Today is Day 10 of Lent. I read lots of FB updates about abstaining from chocolate, or coffee, or (fill-in-the-blank:___________). All of which, insofar as I can tell, are mostly done faithfully, and largely informed by a desire to do without “that” which keeps them from knowing and following Jesus in a robust and free manner.
OK: I am being generous in the above description.
But, the cynical and realist side of me also knows that the reported motives aren’t always the complete story. Nevertheless, I also admit that the Lord is merciful to us in our always-partial expressions of faith. I’m not saying that to let myself off the hook! Rather, it’d be an unfortunate and lop-sided observation on my part if I failed to include the generosity of God toward our often-impoverished faithfulness. Back to Lent and a couple of related matters.
A few years back, I read this winsome article by Catholic priest that reformed my Reformed understanding of Lent. I had imbibed a perspective that repentance from sin was an ongoing, durative experience of the community of disciples (think the 2nd Gospel here), and that a seasonal expression of repentance merely underscored how insignificant we think repentance is once we come to faith in Jesus. The article countered that by proposing it is precisely because we have Lent as seasonal expression within the context of repentance that we heighten and reaffirm the radical call of Jesus, e.g., “Repent and believe the Good News.” (Mk. 1:15) If I recall the gist of the article, it landed finally upon the notion of intensification: a more intentional turning to Jesus in all of life. Maybe it’s my present social location and experience, but that rendering then makes even more sense to me now.
The other matter regarded what “metanoia” meant then, and for now. I’ll abbreviate for this post, but I had always felt troubled by a definition of repentance that was rendered as (and bounded by) “turning away from sin.” The trouble was that most of the NT was pushing beyond that, as was the OT. (I’ll save that rant on bible translators for another time.) Then, I stumbled upon Newbigin, and he gave words to what I sensed was at play in the Bible when it came to “metanoia”. (Once I figure out how to use Greek fonts, I will amend the word.) For Newbigin- and since then many others- “metanoia” was about a full-on, new way and new content regarding thinking about God. And, of course, any attentive reading of the Gospels yields a God present in Jesus that simply wrecks any intuition we might have regarding God.

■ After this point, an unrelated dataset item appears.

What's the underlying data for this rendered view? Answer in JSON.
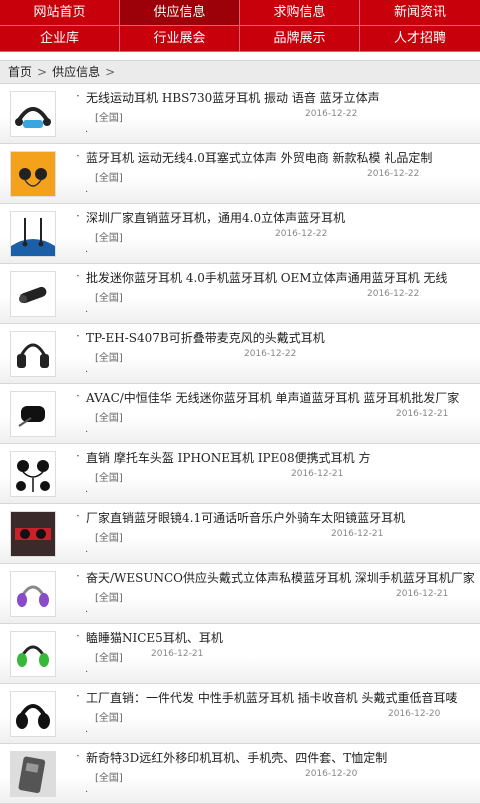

So, not just turning from sin- always a good thing in my estimation- but also a fresh understanding of God. That impresses me as far more coherent when paralleled with “believe the Good News.” We practice leaving behind old frameworks, convictions, patterns of behavior for a unique, gracious, and creative God who, by his Spirit, leads us to himself through Christ.
You might have asked yourself earlier, “So, how is Mike observing Lent?” Glad you asked: and that you read this far!
I attended this conference at Wheaton, and during one of the Q&A’s, this plenary speaker explained that he once read Mark repeatedly for Lent: in the Greek. To my way of understanding “metanoia,” this made perfect sense.
I wondered right up to the morning of Lent what I should do that would intensify and heighten my experience of the Lord though “metanoia.” And that’s when the thought (thank you, Lord!) came to me: read Romans in the Greek. Now, it is also true that I’ve had some nagging matters related to soteriology over the last few years. And reading Romans will assist me in ways that I cannot anticipate but will likely attenuate the nagging.
Of course, my Greek has received “a vitamin” from this experience; I’m reading a chapter a day, and will post (or is it back-post?) on some relatively small discoveries along the way. And, supremely, reading Romans is already granting me a fresh understanding of God: that is my experience of “metanoia” in this season of Lent. More on that fresh understanding to come in later posts.